Deep synergy exists between CURL’s participatory research process and Fifth House’s civic practice model. Collaboration is at the center of both groups’ work, as new projects are developed side-by-side with external partners from diverse disciplines, utilizing the assets and expertise of all parties to produce meaningful results.

The focal point of Fifth House Ensemble’s partnership with CURL is to create responsive evaluation methods for arts-integrated and civic practice work in the field of art music.

Fifth House Ensemble and CURL research has found that throughout the course of a residency, student participants experience:

Mindfulness – staying in the moment and engaging with your surroundings.

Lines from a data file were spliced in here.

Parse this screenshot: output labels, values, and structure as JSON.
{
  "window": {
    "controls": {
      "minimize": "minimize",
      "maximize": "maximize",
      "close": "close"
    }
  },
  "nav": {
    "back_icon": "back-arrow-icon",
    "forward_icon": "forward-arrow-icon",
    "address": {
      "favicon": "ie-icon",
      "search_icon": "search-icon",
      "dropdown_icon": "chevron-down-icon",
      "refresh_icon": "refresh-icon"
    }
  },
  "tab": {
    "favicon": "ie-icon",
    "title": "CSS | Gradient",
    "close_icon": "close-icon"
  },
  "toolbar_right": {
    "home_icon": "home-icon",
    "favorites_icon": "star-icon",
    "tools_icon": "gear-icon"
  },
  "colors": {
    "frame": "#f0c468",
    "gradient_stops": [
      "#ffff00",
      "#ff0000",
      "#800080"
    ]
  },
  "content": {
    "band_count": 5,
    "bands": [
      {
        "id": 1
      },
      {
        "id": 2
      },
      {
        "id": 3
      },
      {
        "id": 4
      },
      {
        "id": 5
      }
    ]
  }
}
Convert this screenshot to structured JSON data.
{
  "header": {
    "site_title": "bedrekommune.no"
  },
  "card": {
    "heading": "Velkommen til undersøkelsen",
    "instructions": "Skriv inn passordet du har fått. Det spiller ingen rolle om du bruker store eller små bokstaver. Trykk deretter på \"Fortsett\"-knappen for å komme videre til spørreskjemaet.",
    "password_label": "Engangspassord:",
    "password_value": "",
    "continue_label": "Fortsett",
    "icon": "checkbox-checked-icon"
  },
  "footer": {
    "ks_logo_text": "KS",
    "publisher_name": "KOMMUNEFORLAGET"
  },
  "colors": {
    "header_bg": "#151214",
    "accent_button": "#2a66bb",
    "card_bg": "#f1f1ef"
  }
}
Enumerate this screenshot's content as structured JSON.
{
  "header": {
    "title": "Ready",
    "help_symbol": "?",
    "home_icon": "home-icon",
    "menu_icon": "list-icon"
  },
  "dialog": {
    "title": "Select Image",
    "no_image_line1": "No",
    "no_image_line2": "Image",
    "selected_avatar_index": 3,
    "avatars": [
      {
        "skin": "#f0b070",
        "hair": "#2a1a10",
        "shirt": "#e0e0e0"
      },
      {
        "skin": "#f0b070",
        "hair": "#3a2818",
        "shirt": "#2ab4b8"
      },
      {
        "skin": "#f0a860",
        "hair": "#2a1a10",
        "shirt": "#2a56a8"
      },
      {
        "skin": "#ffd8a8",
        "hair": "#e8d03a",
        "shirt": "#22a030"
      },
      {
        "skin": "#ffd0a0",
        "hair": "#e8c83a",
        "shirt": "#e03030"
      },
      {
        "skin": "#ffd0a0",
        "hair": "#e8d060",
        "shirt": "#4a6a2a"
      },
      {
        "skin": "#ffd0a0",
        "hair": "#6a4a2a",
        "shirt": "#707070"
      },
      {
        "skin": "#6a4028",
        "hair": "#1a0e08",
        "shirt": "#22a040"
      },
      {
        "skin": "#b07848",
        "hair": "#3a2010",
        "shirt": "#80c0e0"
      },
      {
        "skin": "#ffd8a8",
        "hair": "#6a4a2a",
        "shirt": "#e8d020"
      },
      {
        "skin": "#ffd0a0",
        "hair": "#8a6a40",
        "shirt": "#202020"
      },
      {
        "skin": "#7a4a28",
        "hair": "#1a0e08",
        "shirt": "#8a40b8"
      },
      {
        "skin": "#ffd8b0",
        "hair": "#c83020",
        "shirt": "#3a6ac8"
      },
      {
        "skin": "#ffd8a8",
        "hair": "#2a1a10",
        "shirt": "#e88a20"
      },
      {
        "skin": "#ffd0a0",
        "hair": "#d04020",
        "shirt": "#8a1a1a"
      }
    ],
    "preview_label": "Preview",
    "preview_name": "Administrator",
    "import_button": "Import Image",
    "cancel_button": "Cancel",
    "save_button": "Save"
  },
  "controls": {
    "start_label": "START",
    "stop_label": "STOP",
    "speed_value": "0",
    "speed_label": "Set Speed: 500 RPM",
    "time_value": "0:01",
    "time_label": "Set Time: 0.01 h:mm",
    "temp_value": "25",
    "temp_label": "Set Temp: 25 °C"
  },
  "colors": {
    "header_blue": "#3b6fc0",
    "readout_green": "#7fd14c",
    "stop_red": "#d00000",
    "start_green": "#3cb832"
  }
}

Participants are fluid and spontaneous, view residencies space as safe, constructive and peaceful, and work through reactive and proactive decision making processes.

Empowerment – believing you are a valuable member of society and have the ability to cause and/or create change. 

Participants take ownership of the residencies in both content and meaning, and create music-based scenes both inside and outside the residencies (ex. hosting events, collaborations, additional workshops, etc.)

Agency – having the ability to respond in the moment and express one’s ideas.

Participants step to up responsibilities (ex. redirecting focus, volunteering for tasks, etc.), resist teaching artist or curriculum with intention, and give live performances.

Creativity – engagement and flexibility in the presence of obstacles.

Participants actively participate in the residency, stretch beyond their comfort zones, and use the residencies to engage with social and personal problems.

Collective Decision Making – a collaborative process where group members come together and work toward a common goal.

Participants ask questions within residency sessions, work in small groups (ex. dyad and triad tasks within residencies), and use team preparation work for performances within the residencies. 

Fifth House Ensemble and CURL have completed one full year of this project, and have incorporated initial findings into the project plans for 2017-2018. The second year of evaluation is currently underway.


Fifth House Ensemble is supported in part by the John D. and Catherine T. MacArthur Foundation, the Alphawood Foundation, the Arts Work Fund, the MacArthur Funds for Arts and Culture at The Richard H. Driehaus Foundation, the Gaylord and Dorothy Donnelley Foundation, a CityArts Grant from the City of Chicago Department of Cultural Affairs & Special Events, the Ann and Gordon Getty Foundation, and by a grant from the Illinois Arts Council Agency.